Because we’re pretty good at

a) creative problem-solving,
b) at wearing way too many logistical, artistic and practical hats to keep going (and there are lessons that can be taught, thus, to others about this mad dance that art world demands of us),
c) we know a thing or two about culture and how to listen, and yeah, making things with other people, things that actually can be shared and live with others, and may even, depending on what it is, have tactical effect or a spiritual one.

(Imagine the spirit of a culture. No price on that.)

d) although we stage conflicts (sometimes) in our performances, we tend to be quite capable at resolving conflicts on a daily basis, which comes in handy, don’t you know, in times like these and the ones to come.
e) And the “results,” come day’s end, may not be what you expect or even dreamt of in the first place.

That’s what it’s all about, isn’t it?

[Caridad Svich’s play Spark receives its world premiere at Theater Alliance in Washington D.C. in September 2014.]


Caridad Svich received a 2012 OBIE Award for Lifetime Achievement in the theatre, a 2012 Edgerton Foundation New Play Award for GUAPA, and the 2011 American Theatre Critics Association Primus Prize for her play The House of the Spirits, based on the Isabel Allende novel. She has edited several books on theatre including Out of Silence (Eyecorner Press), Trans-Global Readings and Theatre in Crisis? (both for Manchester University Press) Divine Fire (BackStage Books), Out of the Fringe (TCG), and Conducting a Life: Reflections on the Theatre of Maria Irene Fornes (Smith & Kraus). caridadsvich.com

  • undergradartist

    Thank you for this, Caridad. As an about-to-be-a-senior in undergrad double majoring in directing and theatre education, there was so much of import in this article for me to be reminded of. Again, thanks.

  • Rebeca Rad

    needed this… thank you!

  • brendanmccallnorway

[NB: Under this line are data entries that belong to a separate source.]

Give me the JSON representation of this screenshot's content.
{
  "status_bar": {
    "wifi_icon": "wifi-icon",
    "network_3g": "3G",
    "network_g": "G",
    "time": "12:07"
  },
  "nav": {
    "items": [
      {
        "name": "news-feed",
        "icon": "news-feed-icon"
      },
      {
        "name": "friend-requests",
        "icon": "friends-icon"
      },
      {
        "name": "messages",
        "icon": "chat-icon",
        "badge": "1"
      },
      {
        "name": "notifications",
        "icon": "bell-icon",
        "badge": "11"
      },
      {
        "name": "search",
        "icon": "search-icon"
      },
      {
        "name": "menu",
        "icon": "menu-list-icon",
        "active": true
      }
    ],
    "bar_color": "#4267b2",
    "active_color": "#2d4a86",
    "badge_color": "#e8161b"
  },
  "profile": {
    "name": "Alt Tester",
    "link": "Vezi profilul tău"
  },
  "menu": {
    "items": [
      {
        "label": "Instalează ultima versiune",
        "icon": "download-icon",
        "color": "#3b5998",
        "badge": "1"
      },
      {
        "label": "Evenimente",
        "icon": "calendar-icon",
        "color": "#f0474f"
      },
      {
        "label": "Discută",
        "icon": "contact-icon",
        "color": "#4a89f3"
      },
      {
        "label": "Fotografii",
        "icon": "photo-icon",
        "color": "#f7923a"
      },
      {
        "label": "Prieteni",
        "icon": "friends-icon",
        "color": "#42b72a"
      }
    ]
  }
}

    Thank you for your example, Caridad, articulating the thorny questions related to the arts, money, dreaming, faith, and the love-economy of making work happen. Your article reminded me of another piece I read recently in the NY Times, about the impact of money on culture: http://www.nytimes.com/2014/08/03/arts/a-resurgence-in-inequality-and-its-effects-on-culture.html?_r=0